What you need to know about countertops

Countertops for Kitchens and baths can be a real mystery for the most of us. Yeah that’s right!

Granite has been the mainstay for quite some time. First used by the wealthy in their homes, it gained in popularity across the spectrum of homeowners during the early 1990’s.

What’s the deal with Granite countertops anyway?

  1. Granite is a natural stone and comes in many colors and variations.
  2. It comes in gloss or honed (matte) finishes. Gloss is the most popular.
  3. Can be scratch and heat resistant, and used as counters in kitchen, baths and bars.
  4. Pots and pans chip an edge near the sink? That can be repaired.
  5. Choose an edge, such as the Bullnose or Double Ogee which won’t chip as easily.
 Blue Pearl Royal Granite – great for a Beach House kitchen

Blue Pearl Royal Granite – great for a Beach House kitchen

Problems with Granite:

  1. Those pesky chips.
  2. Don’t slap a hot casserole dish on the countertop if the design is very large with big quartz crystals. Called “High Movement,” The larger the design, the less heat resistant.
  3. High maintenance! You can use a granite spray to clean your countertops, but to maintain the glossy finish you should polish them every 6 months to a year, to seal the stone. High Movement granite needs polishing at 6 months as it has more porosity.
  4. You must chose from one lot. As the miners get closer to the end of the run, the color darkens.
  5. It can be quite costly, depending on what you choose. Prices can vary on demand and stock available. See #4
 Granite with High Movement

Granite with High Movement

Quartz Countertops, the not so new kid on the block:

  1. Cambria and Silestone are the top manufacturers
  2. Made of 95% quartz 5% resin, making them just about impermeable – even to food acids!
  3. Resistant to heat, impact and scratches, and doesn’t need sealing. Comes in smooth, suede and volcano (low pebble) finishes.
  4. Available in many colors, and available as shower trays, built-in sink bowls, kitchen, bath and bar countertops.
  5. Greenguard certified and many are hygienic (Bacteriostatic). Clean up is with soap and water.

Problems with Quartz Countertops?

  1. Strong sunlight can possibly discolor them.
  2. Though high heat resistant, still be safe and use a trivet or potholder underneath a hot pot.

Newest entry to the countertop category? DEKTON

  1. What is this? A mixture of raw materials including glass, the latest generation of porcelain tiles, and quartz surfaces.
  2. These Miraculous counters of the future came out about three years ago. Max heat resistance to Fire and Heat, High UV resistance makes it suitable for outdoor use. Max resistance to scratching and stains! What more can I say? Still, you’ll want to use a cutting board to keep the knife blades safe.
  3. Can be used for counters, flooring (yep!) facades and walls.
  4. Made in a few hours, what naturally would take nature thousands of years to do, using a process called PST..learn about this by watching the video. Covers the build of Cosentino’s new facility in Spain, as well as the Particle Sintering Technology (PST) process. Fascinating to watch!

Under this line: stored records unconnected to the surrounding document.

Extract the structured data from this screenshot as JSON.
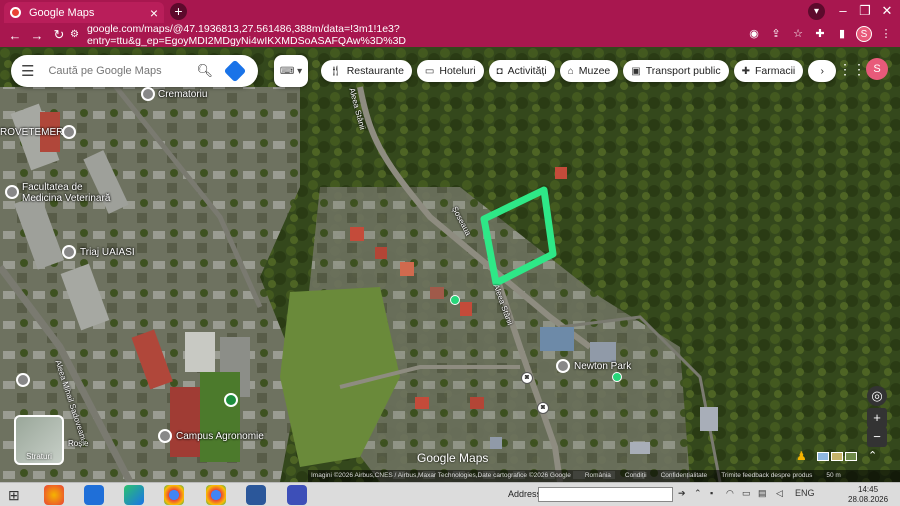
{
  "browser": {
    "tab_title": "Google Maps",
    "tab_close": "×",
    "new_tab": "+",
    "url": "google.com/maps/@47.1936813,27.561486,388m/data=!3m1!1e3?entry=ttu&g_ep=EgoyMDI2MDgyNi4wIKXMDSoASAFQAw%3D%3D",
    "profile_initial": "S"
  },
  "search": {
    "placeholder": "Caută pe Google Maps"
  },
  "chips": [
    {
      "label": "Restaurante",
      "icon": "fork-knife-icon"
    },
    {
      "label": "Hoteluri",
      "icon": "bed-icon"
    },
    {
      "label": "Activități",
      "icon": "camera-icon"
    },
    {
      "label": "Muzee",
      "icon": "museum-icon"
    },
    {
      "label": "Transport public",
      "icon": "bus-icon"
    },
    {
      "label": "Farmacii",
      "icon": "pill-icon"
    }
  ],
  "map_labels": {
    "crematoriu": "Crematoriu",
    "rovetemerg": "ROVETEMERG",
    "facultatea": "Facultatea de Medicina Veterinară",
    "triaj": "Triaj UAIASI",
    "campus": "Campus Agronomie",
    "newton": "Newton Park",
    "street_stanii": "Aleea Stânii",
    "street_sadoveanu": "Aleea Mihail Sadoveanu",
    "street_rosie": "Roșie",
    "street_soseaua": "Șoseaua",
    "street_aleea_stanii2": "Aleea Stânii"
  },
  "layers_label": "Straturi",
  "brand": "Google Maps",
  "attribution": [
    "Imagini ©2026 Airbus,CNES / Airbus,Maxar Technologies,Date cartografice ©2026 Google",
    "România",
    "Condiții",
    "Confidențialitate",
    "Trimite feedback despre produs",
    "50 m"
  ],
  "taskbar": {
    "address_label": "Address",
    "lang": "ENG",
    "time": "14:45",
    "date": "28.08.2026"
  },
  "colors": {
    "browser_bg": "#a8174f",
    "highlight": "#2ee887"
  }
}
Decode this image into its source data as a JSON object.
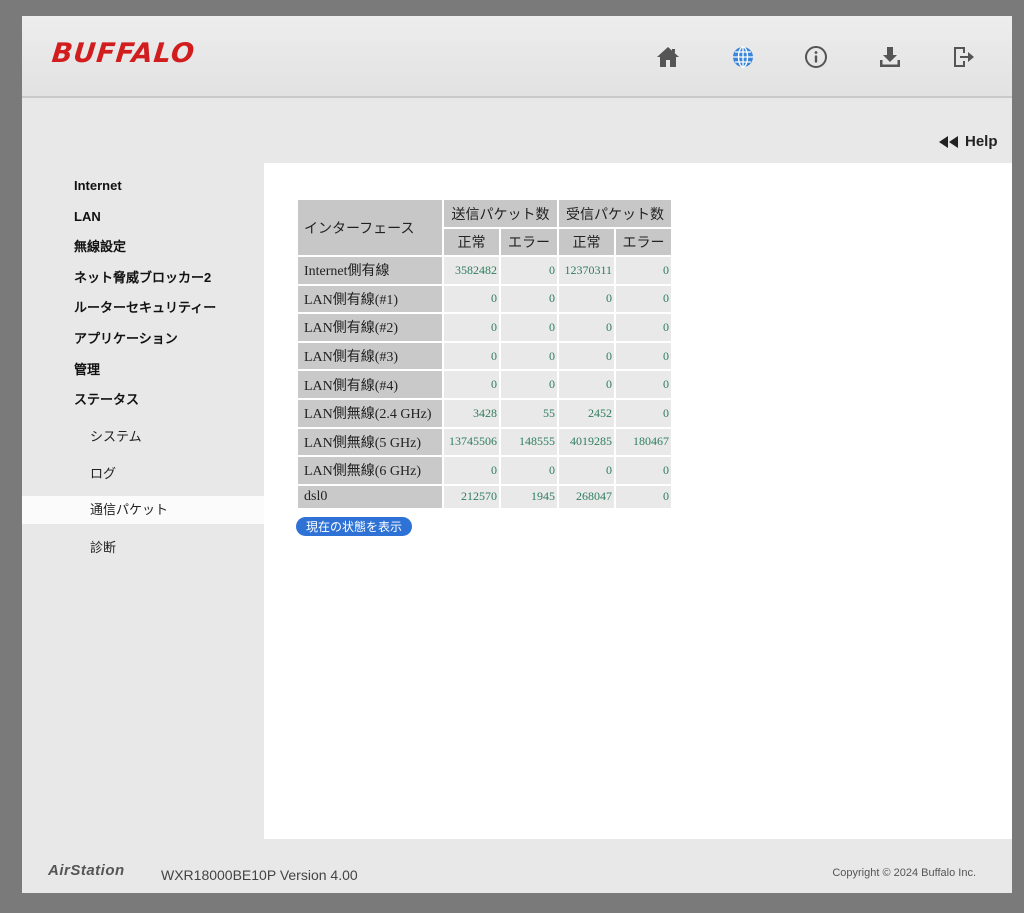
{
  "header": {
    "logo": "BUFFALO",
    "icons": [
      "home-icon",
      "globe-icon",
      "info-icon",
      "download-icon",
      "logout-icon"
    ]
  },
  "help": {
    "label": "Help"
  },
  "sidebar": {
    "items": [
      {
        "label": "Internet"
      },
      {
        "label": "LAN"
      },
      {
        "label": "無線設定"
      },
      {
        "label": "ネット脅威ブロッカー2"
      },
      {
        "label": "ルーターセキュリティー"
      },
      {
        "label": "アプリケーション"
      },
      {
        "label": "管理"
      },
      {
        "label": "ステータス"
      }
    ],
    "subitems": [
      {
        "label": "システム"
      },
      {
        "label": "ログ"
      },
      {
        "label": "通信パケット"
      },
      {
        "label": "診断"
      }
    ]
  },
  "table": {
    "iface_header": "インターフェース",
    "send_header": "送信パケット数",
    "recv_header": "受信パケット数",
    "ok_header": "正常",
    "err_header": "エラー",
    "rows": [
      {
        "name": "Internet側有線",
        "tx_ok": "3582482",
        "tx_err": "0",
        "rx_ok": "12370311",
        "rx_err": "0"
      },
      {
        "name": "LAN側有線(#1)",
        "tx_ok": "0",
        "tx_err": "0",
        "rx_ok": "0",
        "rx_err": "0"
      },
      {
        "name": "LAN側有線(#2)",
        "tx_ok": "0",
        "tx_err": "0",
        "rx_ok": "0",
        "rx_err": "0"
      },
      {
        "name": "LAN側有線(#3)",
        "tx_ok": "0",
        "tx_err": "0",
        "rx_ok": "0",
        "rx_err": "0"
      },
      {
        "name": "LAN側有線(#4)",
        "tx_ok": "0",
        "tx_err": "0",
        "rx_ok": "0",
        "rx_err": "0"
      },
      {
        "name": "LAN側無線(2.4 GHz)",
        "tx_ok": "3428",
        "tx_err": "55",
        "rx_ok": "2452",
        "rx_err": "0"
      },
      {
        "name": "LAN側無線(5 GHz)",
        "tx_ok": "13745506",
        "tx_err": "148555",
        "rx_ok": "4019285",
        "rx_err": "180467"
      },
      {
        "name": "LAN側無線(6 GHz)",
        "tx_ok": "0",
        "tx_err": "0",
        "rx_ok": "0",
        "rx_err": "0"
      },
      {
        "name": "dsl0",
        "tx_ok": "212570",
        "tx_err": "1945",
        "rx_ok": "268047",
        "rx_err": "0"
      }
    ]
  },
  "show_button": {
    "label": "現在の状態を表示"
  },
  "footer": {
    "product": "AirStation",
    "model": "WXR18000BE10P   Version 4.00",
    "copyright": "Copyright © 2024 Buffalo Inc."
  },
  "colors": {
    "brand_red": "#d11d1d",
    "globe_blue": "#3a85d8",
    "button_blue": "#2f72d6",
    "value_green": "#2e7d5e"
  }
}
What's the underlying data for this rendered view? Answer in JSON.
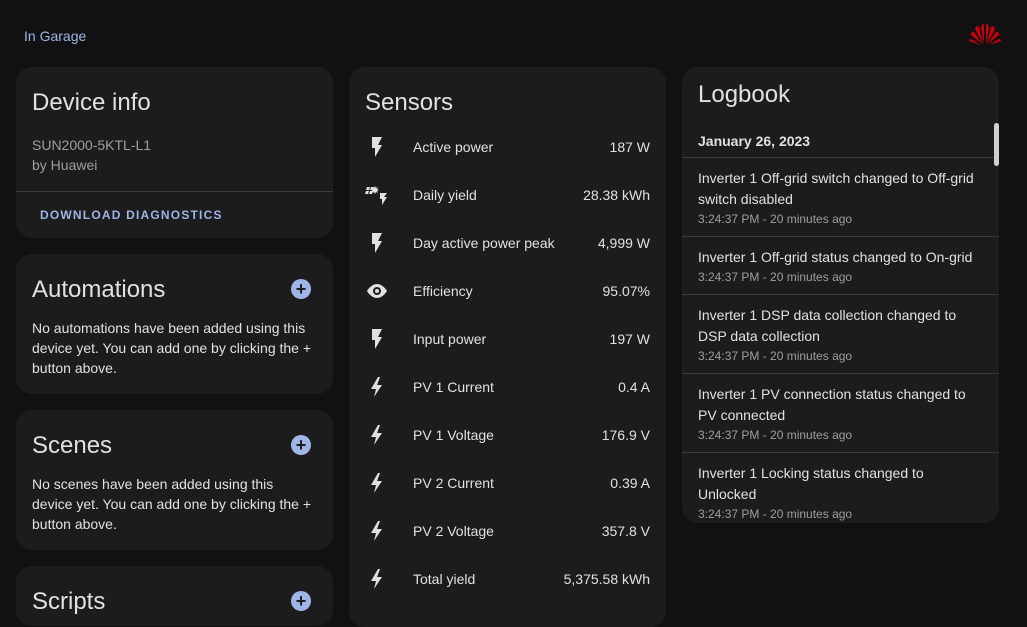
{
  "breadcrumb": "In Garage",
  "device_info": {
    "title": "Device info",
    "model": "SUN2000-5KTL-L1",
    "manufacturer": "by Huawei",
    "download_label": "Download diagnostics"
  },
  "automations": {
    "title": "Automations",
    "description": "No automations have been added using this device yet. You can add one by clicking the + button above."
  },
  "scenes": {
    "title": "Scenes",
    "description": "No scenes have been added using this device yet. You can add one by clicking the + button above."
  },
  "scripts": {
    "title": "Scripts"
  },
  "sensors": {
    "title": "Sensors",
    "items": [
      {
        "name": "Active power",
        "value": "187 W",
        "icon": "flash-icon"
      },
      {
        "name": "Daily yield",
        "value": "28.38 kWh",
        "icon": "solar-power-icon"
      },
      {
        "name": "Day active power peak",
        "value": "4,999 W",
        "icon": "flash-icon"
      },
      {
        "name": "Efficiency",
        "value": "95.07%",
        "icon": "eye-icon"
      },
      {
        "name": "Input power",
        "value": "197 W",
        "icon": "flash-icon"
      },
      {
        "name": "PV 1 Current",
        "value": "0.4 A",
        "icon": "lightning-bolt-icon"
      },
      {
        "name": "PV 1 Voltage",
        "value": "176.9 V",
        "icon": "lightning-bolt-icon"
      },
      {
        "name": "PV 2 Current",
        "value": "0.39 A",
        "icon": "lightning-bolt-icon"
      },
      {
        "name": "PV 2 Voltage",
        "value": "357.8 V",
        "icon": "lightning-bolt-icon"
      },
      {
        "name": "Total yield",
        "value": "5,375.58 kWh",
        "icon": "lightning-bolt-icon"
      }
    ]
  },
  "logbook": {
    "title": "Logbook",
    "date": "January 26, 2023",
    "entries": [
      {
        "text": "Inverter 1 Off-grid switch changed to Off-grid switch disabled",
        "time": "3:24:37 PM - 20 minutes ago"
      },
      {
        "text": "Inverter 1 Off-grid status changed to On-grid",
        "time": "3:24:37 PM - 20 minutes ago"
      },
      {
        "text": "Inverter 1 DSP data collection changed to DSP data collection",
        "time": "3:24:37 PM - 20 minutes ago"
      },
      {
        "text": "Inverter 1 PV connection status changed to PV connected",
        "time": "3:24:37 PM - 20 minutes ago"
      },
      {
        "text": "Inverter 1 Locking status changed to Unlocked",
        "time": "3:24:37 PM - 20 minutes ago"
      }
    ]
  },
  "colors": {
    "background": "#111111",
    "card": "#1c1c1c",
    "accent": "#9fb5e6",
    "brand": "#c7000b"
  }
}
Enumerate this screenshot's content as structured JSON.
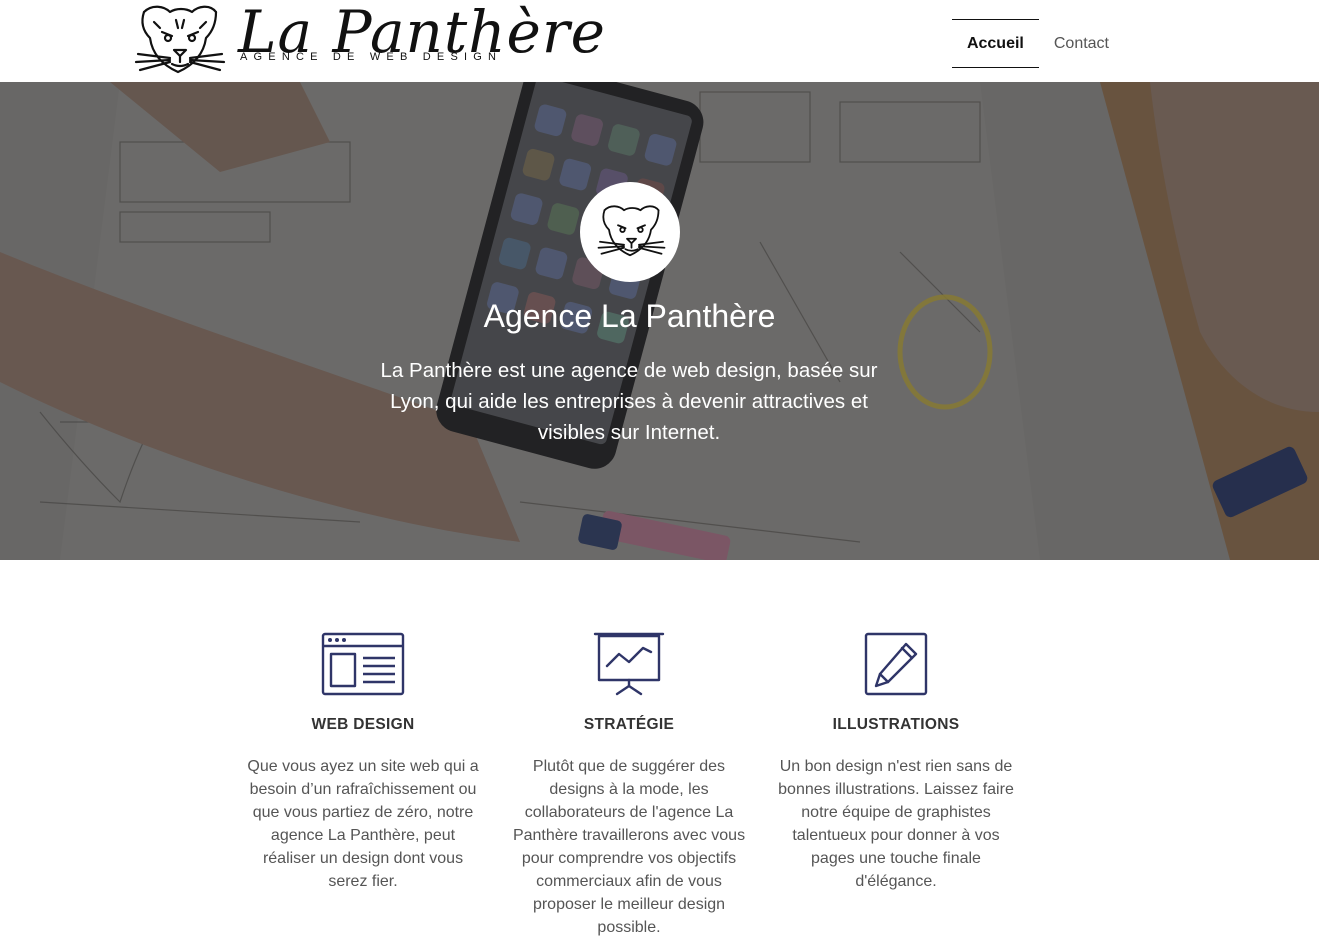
{
  "header": {
    "logo_title": "La Panthère",
    "logo_tagline": "AGENCE DE WEB DESIGN",
    "nav": [
      {
        "label": "Accueil",
        "active": true
      },
      {
        "label": "Contact",
        "active": false
      }
    ]
  },
  "hero": {
    "title": "Agence La Panthère",
    "text": "La Panthère est une agence de web design, basée sur Lyon, qui aide les entreprises à devenir attractives et visibles sur Internet."
  },
  "services": [
    {
      "icon": "web-layout-icon",
      "title": "WEB DESIGN",
      "text": "Que vous ayez un site web qui a besoin d’un rafraîchissement ou que vous partiez de zéro, notre agence La Panthère, peut réaliser un design dont vous serez fier."
    },
    {
      "icon": "presentation-chart-icon",
      "title": "STRATÉGIE",
      "text": "Plutôt que de suggérer des designs à la mode, les collaborateurs de l'agence La Panthère travaillerons avec vous pour comprendre vos objectifs commerciaux afin de vous proposer le meilleur design possible."
    },
    {
      "icon": "pencil-square-icon",
      "title": "ILLUSTRATIONS",
      "text": "Un bon design n'est rien sans de bonnes illustrations. Laissez faire notre équipe de graphistes talentueux pour donner à vos pages une touche finale d'élégance."
    }
  ],
  "colors": {
    "icon_stroke": "#2f3568",
    "text": "#555555",
    "heading": "#333333",
    "hero_text": "#ffffff"
  }
}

Problems with DEKTON?

  1. For some reason, the residential market has yet to warm up to Dekton.
  2. Consumer reports tested it, and came to the conclusion that it can crack when you drop a pot from on high….yeah, like that happens! Response:Cosentino conducted extensive test on the materials in its facilities and when subjected to impacts from regular kitchen items and utensils, such as a knife, can of food and a pot, the material did not crack- validating its high performance to withstand normal levels of wear and tear. Dekton was designed to durably withstand everyday wear & tear- whether it’s scratching, staining, heat or cutting.  It scored well in all of those categories in the Consumer Report Testing. As Consumer Reports’ testing conditions didn’t comply with our own installation guidelines, we can’t validate their results.Now if you take a 2-4lb weight and drop it on any surface that is not installed and just clamped between two vices, I am sure just about anything will dent/ or crack.

So that was a walk in the park. My hope is you are now better informed on the use and performance of different types of countertops. Concrete is not that great, Zinc is pricey, reacts to all sorts of food, so won’t stay shiny, and can warp. I didn’t cover butcher block, as you can get very large Boos Boards now, that takes the place of inserting butcher block into your countertops – though they do make nice islands – if you’re not into stone.

We like to see what differences our clients prefer when choosing stone for their projects.

Heather Bates